*** MATERIAL FOR THIS TASK ***
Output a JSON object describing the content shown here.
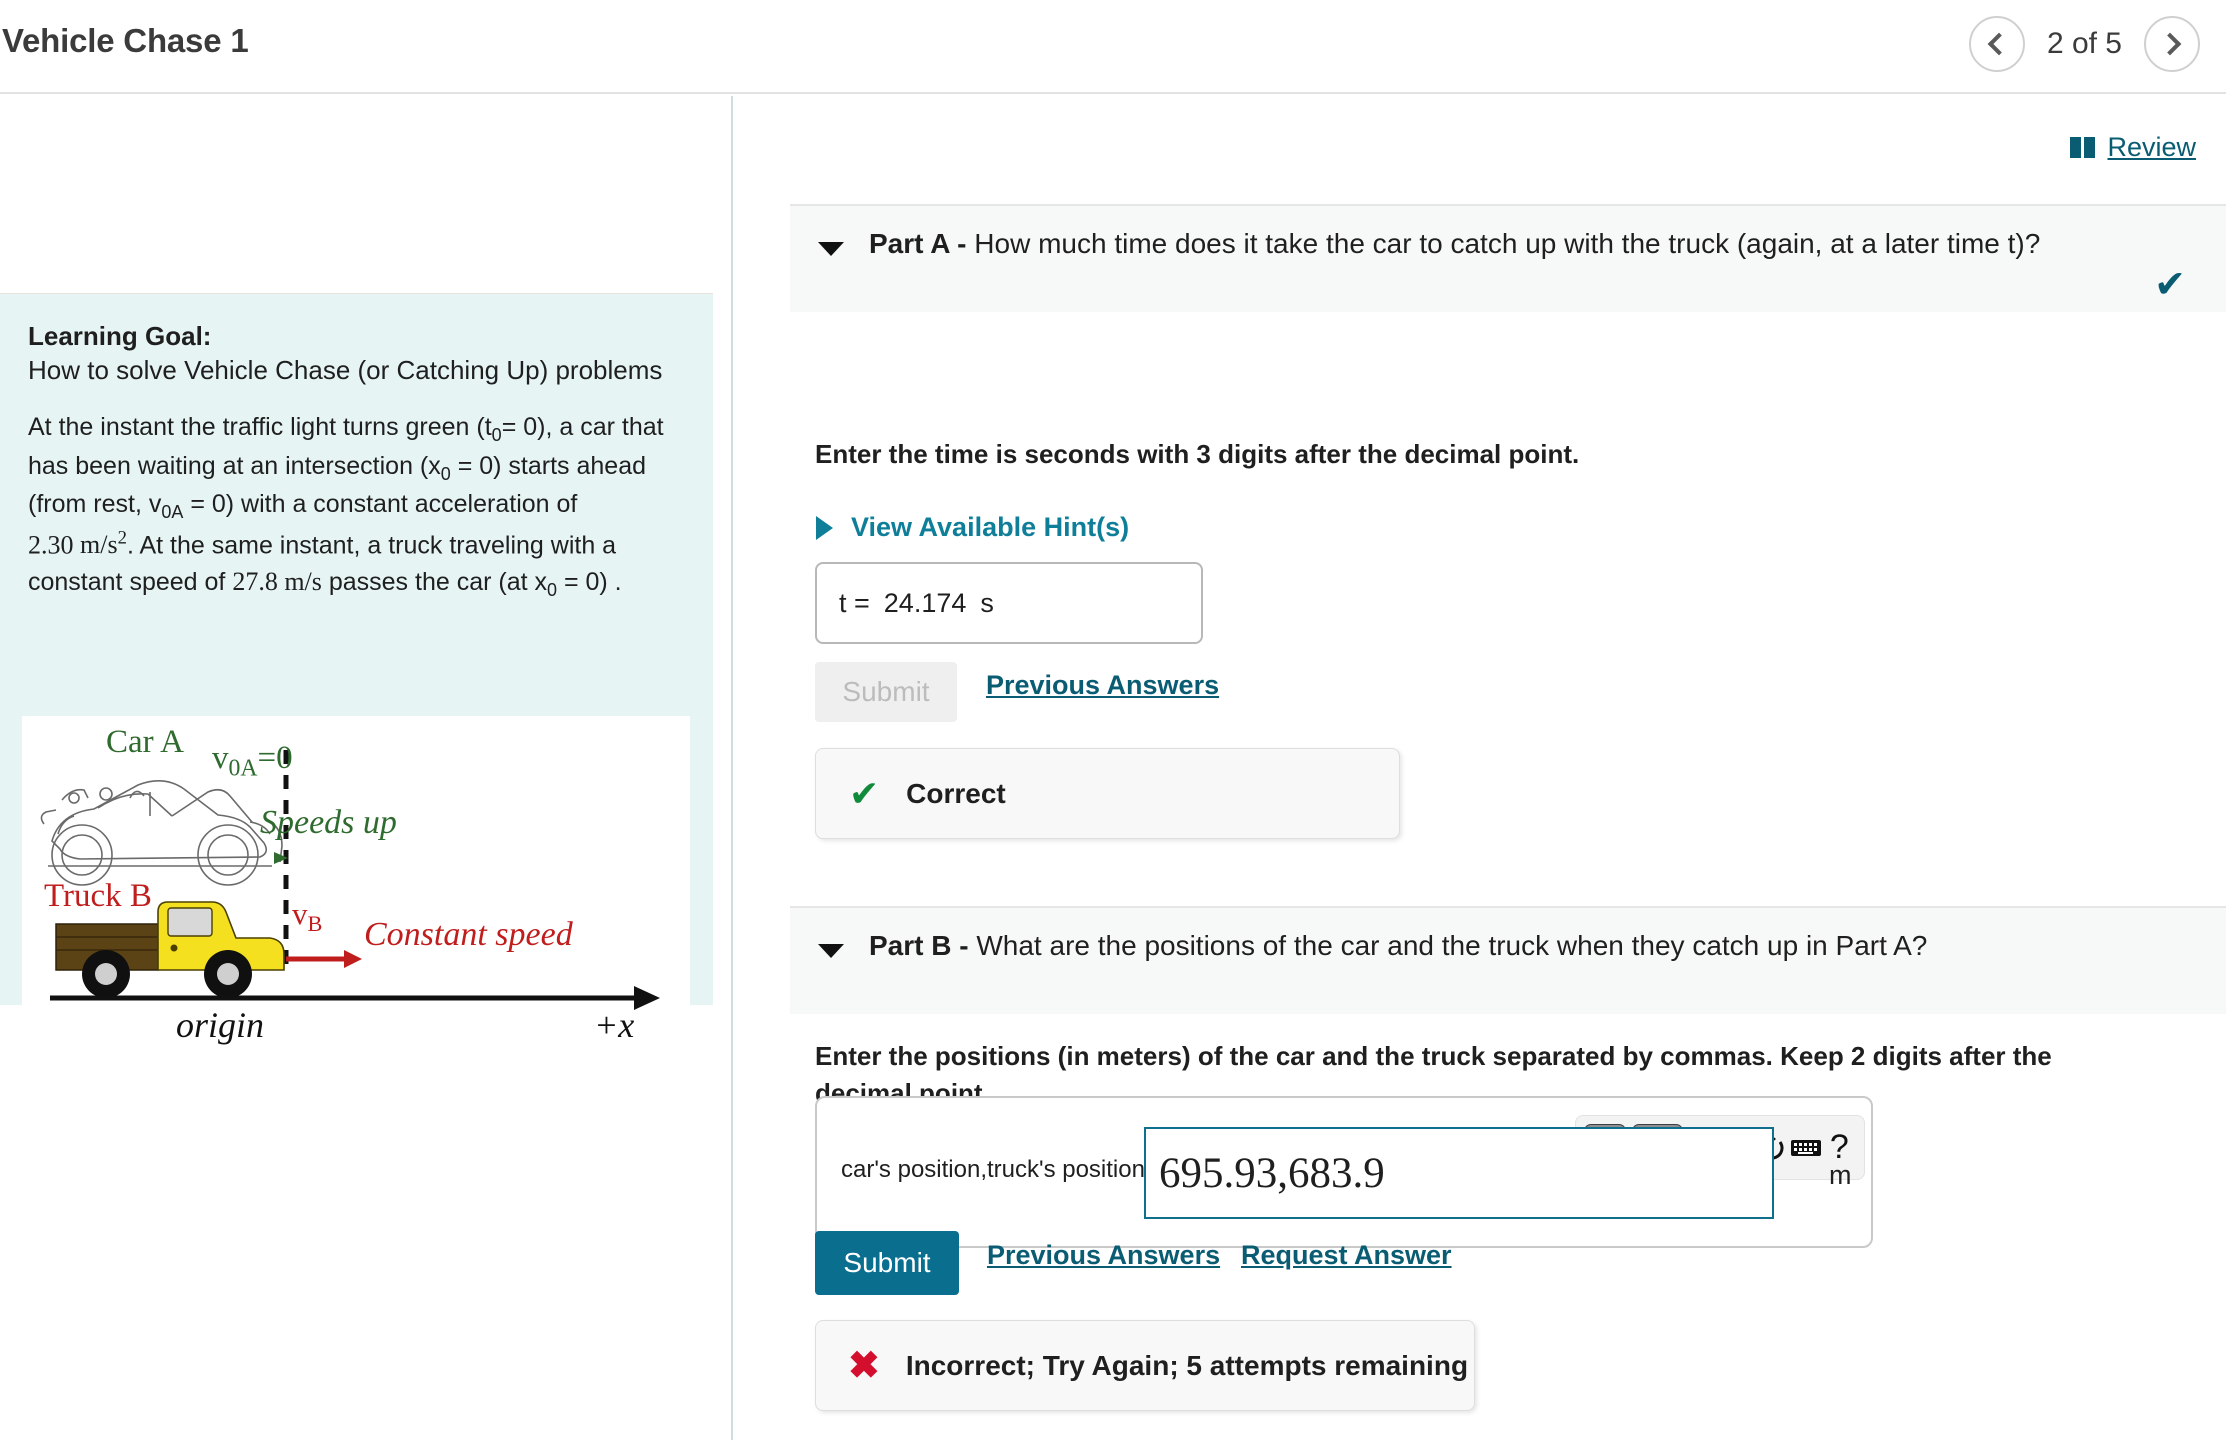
{
  "header": {
    "title": "Vehicle Chase 1",
    "pager_label": "2 of 5",
    "prev_icon": "chevron-left-icon",
    "next_icon": "chevron-right-icon"
  },
  "review": {
    "label": "Review",
    "icon": "book-icon",
    "color": "#0a5c73"
  },
  "sidebar": {
    "goal_heading": "Learning Goal:",
    "goal_subtitle": "How to solve Vehicle Chase (or Catching Up) problems",
    "body_line1": "At the instant the traffic light turns green (t",
    "body_t0_sub": "0",
    "body_line1b": "= 0), a car that has been waiting at an intersection (x",
    "body_x0_sub": "0",
    "body_line2": " = 0) starts ahead (from rest, v",
    "body_v0a_sub": "0A",
    "body_line3": " = 0) with a constant acceleration of ",
    "accel_value": "2.30",
    "accel_unit_num": "m",
    "accel_unit_den": "s",
    "accel_unit_exp": "2",
    "body_line4": ". At the same instant, a truck traveling with a constant speed of ",
    "speed_value": "27.8",
    "speed_unit": "m/s",
    "body_line5": " passes the car (at x",
    "body_x0_sub2": "0",
    "body_line6": " = 0) ."
  },
  "diagram": {
    "car_label": "Car A",
    "car_vel_label": "v",
    "car_vel_sub": "0A",
    "car_vel_eq": "=0",
    "car_note": "Speeds up",
    "truck_label": "Truck B",
    "truck_vel_label": "v",
    "truck_vel_sub": "B",
    "truck_note": "Constant speed",
    "origin_label": "origin",
    "axis_label": "+x",
    "car_color": "#2f6b2f",
    "truck_color": "#c01d1d",
    "truck_body_color": "#f5e020",
    "truck_bed_color": "#5c4316"
  },
  "partA": {
    "caret_icon": "caret-down-icon",
    "label": "Part A -",
    "question": "How much time does it take the car to catch up with the truck (again, at a later time t)?",
    "status_icon": "check-icon",
    "status_color": "#0a5c73",
    "prompt": "Enter the time is seconds with 3 digits after the decimal point.",
    "hints_label": "View Available Hint(s)",
    "hints_icon": "triangle-right-icon",
    "answer_prefix": "t =",
    "answer_value": "24.174",
    "answer_unit": "s",
    "submit_label": "Submit",
    "previous_answers_label": "Previous Answers",
    "feedback_icon": "check-icon",
    "feedback_text": "Correct",
    "feedback_color": "#128a3c"
  },
  "partB": {
    "caret_icon": "caret-down-icon",
    "label": "Part B -",
    "question": "What are the positions of the car and the truck when they catch up in Part A?",
    "prompt": "Enter the positions (in meters) of the car and the truck separated by commas. Keep 2 digits after the decimal point.",
    "toolbar": [
      {
        "name": "template-sqrt-button",
        "glyph": "√",
        "type": "button"
      },
      {
        "name": "greek-symbols-button",
        "glyph": "ΑΣφ",
        "type": "button"
      },
      {
        "name": "undo-icon",
        "glyph": "↶",
        "type": "icon"
      },
      {
        "name": "redo-icon",
        "glyph": "↷",
        "type": "icon"
      },
      {
        "name": "reset-icon",
        "glyph": "↻",
        "type": "icon"
      },
      {
        "name": "keyboard-icon",
        "glyph": "⌨",
        "type": "icon"
      },
      {
        "name": "help-icon",
        "glyph": "?",
        "type": "icon"
      }
    ],
    "field_label": "car's position,truck's position =",
    "field_value": "695.93,683.9",
    "field_unit": "m",
    "submit_label": "Submit",
    "previous_answers_label": "Previous Answers",
    "request_answer_label": "Request Answer",
    "feedback_icon": "x-icon",
    "feedback_text": "Incorrect; Try Again; 5 attempts remaining",
    "feedback_color": "#d40f2e"
  }
}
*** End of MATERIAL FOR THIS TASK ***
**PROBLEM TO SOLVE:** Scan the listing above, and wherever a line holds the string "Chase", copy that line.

**OUTPUT FOR THIS EXERCISE:**
    "title": "Vehicle Chase 1",
    "goal_subtitle": "How to solve Vehicle Chase (or Catching Up) problems",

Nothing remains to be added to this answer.